• _Element data from apps and pages_
◇ ◇ ◇

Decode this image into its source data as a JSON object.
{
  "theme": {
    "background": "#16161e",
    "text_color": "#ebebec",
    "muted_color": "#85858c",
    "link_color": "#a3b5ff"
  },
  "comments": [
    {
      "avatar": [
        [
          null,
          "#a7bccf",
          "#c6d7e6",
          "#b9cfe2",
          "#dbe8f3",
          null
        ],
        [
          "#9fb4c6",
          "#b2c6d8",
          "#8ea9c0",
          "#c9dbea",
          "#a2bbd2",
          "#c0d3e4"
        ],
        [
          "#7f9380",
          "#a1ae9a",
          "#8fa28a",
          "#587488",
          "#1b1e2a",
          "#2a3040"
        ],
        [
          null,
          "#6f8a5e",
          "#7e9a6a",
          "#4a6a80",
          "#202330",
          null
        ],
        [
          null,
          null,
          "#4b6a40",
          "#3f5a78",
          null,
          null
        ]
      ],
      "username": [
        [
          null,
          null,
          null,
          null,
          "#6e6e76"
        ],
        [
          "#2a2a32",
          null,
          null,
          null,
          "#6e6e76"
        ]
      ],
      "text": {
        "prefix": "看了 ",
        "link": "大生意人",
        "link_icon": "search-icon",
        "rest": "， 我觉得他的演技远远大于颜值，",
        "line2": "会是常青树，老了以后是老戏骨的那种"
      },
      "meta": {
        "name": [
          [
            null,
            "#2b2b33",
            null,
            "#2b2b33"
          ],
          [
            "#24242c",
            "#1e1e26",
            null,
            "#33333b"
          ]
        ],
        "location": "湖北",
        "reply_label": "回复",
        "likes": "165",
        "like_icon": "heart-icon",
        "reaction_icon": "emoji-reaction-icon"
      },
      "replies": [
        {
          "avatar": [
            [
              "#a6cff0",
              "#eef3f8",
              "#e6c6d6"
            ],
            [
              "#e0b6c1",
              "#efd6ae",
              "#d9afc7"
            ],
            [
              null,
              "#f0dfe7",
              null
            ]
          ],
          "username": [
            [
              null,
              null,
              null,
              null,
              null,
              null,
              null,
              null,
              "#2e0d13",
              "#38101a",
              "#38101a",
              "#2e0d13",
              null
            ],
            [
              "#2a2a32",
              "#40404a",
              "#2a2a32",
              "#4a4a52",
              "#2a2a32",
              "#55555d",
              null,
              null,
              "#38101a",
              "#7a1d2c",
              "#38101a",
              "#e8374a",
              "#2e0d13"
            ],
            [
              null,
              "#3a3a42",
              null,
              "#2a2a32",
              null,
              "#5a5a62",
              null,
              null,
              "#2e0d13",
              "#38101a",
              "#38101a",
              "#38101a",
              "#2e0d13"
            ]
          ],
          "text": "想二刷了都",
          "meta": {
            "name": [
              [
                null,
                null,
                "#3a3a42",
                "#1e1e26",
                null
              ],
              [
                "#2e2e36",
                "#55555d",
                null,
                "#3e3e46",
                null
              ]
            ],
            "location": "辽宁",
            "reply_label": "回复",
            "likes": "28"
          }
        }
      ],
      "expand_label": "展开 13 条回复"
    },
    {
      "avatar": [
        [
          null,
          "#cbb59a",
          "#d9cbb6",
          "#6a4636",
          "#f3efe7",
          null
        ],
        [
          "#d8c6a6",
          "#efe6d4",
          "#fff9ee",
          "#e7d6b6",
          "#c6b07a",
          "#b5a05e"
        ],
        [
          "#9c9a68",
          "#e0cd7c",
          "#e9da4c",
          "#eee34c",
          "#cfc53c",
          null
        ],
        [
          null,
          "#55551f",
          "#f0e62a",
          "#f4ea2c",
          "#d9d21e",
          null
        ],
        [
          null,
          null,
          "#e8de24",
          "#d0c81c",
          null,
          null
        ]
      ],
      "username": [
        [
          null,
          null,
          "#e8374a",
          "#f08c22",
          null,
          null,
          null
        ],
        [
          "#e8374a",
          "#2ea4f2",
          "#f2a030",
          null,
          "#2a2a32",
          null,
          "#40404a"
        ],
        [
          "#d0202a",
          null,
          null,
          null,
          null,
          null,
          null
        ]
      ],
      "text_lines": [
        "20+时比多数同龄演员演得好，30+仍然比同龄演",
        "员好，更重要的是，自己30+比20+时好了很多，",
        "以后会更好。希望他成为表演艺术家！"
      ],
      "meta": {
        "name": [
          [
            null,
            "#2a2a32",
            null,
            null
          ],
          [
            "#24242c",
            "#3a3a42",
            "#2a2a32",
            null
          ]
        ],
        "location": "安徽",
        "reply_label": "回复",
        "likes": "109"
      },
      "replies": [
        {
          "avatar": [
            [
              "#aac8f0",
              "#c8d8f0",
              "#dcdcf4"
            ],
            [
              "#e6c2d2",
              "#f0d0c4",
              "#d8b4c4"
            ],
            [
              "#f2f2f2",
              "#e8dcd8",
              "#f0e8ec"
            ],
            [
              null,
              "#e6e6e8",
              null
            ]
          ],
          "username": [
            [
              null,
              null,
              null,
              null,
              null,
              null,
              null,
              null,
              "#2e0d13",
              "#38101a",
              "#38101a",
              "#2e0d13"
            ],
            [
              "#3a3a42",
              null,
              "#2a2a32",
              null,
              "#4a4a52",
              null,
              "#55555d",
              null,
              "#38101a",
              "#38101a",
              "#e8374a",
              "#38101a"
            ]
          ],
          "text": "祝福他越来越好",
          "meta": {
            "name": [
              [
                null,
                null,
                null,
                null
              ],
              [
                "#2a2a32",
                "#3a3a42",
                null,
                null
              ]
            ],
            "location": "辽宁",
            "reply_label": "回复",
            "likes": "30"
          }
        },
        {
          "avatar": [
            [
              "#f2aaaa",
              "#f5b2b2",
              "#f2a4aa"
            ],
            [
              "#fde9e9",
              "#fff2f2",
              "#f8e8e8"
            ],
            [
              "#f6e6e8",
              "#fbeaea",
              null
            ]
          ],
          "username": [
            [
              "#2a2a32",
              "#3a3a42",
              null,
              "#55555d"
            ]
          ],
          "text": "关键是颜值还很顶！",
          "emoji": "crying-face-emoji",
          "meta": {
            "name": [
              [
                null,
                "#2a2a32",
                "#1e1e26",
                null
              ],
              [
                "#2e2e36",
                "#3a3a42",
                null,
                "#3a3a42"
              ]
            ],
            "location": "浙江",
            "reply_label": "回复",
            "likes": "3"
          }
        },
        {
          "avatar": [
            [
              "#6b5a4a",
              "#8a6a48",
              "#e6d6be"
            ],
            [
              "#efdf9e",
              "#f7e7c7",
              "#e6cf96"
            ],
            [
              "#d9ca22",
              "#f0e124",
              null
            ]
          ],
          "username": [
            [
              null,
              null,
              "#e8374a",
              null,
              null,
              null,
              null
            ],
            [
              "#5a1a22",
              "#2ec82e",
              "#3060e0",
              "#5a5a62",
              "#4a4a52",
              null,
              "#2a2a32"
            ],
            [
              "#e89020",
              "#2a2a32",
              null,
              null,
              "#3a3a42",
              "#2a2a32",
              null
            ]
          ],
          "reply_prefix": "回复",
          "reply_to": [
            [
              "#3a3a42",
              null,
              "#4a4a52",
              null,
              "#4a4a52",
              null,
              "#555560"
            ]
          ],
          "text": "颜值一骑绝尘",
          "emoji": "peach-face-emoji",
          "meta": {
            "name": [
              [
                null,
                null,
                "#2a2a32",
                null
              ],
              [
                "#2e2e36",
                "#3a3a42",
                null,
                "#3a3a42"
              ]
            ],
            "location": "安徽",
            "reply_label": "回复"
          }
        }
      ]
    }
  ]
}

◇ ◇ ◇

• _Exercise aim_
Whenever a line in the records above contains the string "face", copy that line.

• _Written reply_
          "emoji": "crying-face-emoji",
          "emoji": "peach-face-emoji",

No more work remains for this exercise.